***** Input material *****

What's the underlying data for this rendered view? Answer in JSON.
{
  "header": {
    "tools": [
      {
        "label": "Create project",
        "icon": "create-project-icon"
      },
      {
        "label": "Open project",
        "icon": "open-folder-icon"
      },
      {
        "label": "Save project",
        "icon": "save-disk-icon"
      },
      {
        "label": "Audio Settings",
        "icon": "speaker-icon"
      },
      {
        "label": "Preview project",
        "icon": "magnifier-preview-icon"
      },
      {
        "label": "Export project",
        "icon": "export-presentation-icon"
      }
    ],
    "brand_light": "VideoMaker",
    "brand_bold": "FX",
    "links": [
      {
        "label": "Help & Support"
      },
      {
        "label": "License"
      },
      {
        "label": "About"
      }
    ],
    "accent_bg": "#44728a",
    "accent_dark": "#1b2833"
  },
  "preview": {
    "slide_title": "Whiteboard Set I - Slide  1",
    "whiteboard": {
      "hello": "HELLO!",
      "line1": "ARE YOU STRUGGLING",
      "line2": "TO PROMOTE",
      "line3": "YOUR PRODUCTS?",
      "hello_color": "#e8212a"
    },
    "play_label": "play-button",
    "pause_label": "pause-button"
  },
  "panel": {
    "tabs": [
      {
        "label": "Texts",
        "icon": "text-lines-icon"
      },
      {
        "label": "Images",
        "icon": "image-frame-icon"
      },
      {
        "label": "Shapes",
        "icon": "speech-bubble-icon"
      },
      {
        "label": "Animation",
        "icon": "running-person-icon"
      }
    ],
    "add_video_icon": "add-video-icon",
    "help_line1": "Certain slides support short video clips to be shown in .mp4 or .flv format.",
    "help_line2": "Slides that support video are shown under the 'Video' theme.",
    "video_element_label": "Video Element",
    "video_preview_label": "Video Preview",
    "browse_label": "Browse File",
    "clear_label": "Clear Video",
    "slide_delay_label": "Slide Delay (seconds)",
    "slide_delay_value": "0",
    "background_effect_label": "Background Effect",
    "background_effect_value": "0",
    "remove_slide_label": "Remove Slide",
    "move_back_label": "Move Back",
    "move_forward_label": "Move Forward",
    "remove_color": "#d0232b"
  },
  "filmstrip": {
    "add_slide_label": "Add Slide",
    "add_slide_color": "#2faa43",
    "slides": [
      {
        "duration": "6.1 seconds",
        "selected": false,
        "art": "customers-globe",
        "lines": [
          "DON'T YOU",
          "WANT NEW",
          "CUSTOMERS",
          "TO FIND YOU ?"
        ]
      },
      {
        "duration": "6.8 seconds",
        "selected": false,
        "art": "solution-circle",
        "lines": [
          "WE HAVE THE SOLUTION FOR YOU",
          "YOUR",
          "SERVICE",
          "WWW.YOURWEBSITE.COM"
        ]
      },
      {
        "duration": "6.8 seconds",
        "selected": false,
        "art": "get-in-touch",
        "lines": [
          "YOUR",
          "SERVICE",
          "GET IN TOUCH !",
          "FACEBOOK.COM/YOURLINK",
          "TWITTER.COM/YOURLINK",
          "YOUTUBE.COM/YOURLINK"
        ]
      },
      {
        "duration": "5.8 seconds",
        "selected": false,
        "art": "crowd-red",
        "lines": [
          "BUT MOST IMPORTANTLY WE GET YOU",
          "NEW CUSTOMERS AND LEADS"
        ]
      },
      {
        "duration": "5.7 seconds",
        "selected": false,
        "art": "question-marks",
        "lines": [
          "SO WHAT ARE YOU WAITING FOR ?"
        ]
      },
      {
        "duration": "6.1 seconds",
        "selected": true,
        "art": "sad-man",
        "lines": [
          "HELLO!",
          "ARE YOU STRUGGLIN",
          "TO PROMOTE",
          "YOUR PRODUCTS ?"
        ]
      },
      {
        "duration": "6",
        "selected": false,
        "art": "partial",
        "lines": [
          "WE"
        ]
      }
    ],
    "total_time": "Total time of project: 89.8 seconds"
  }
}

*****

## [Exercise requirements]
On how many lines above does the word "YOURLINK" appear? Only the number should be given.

## [Result of the task]
3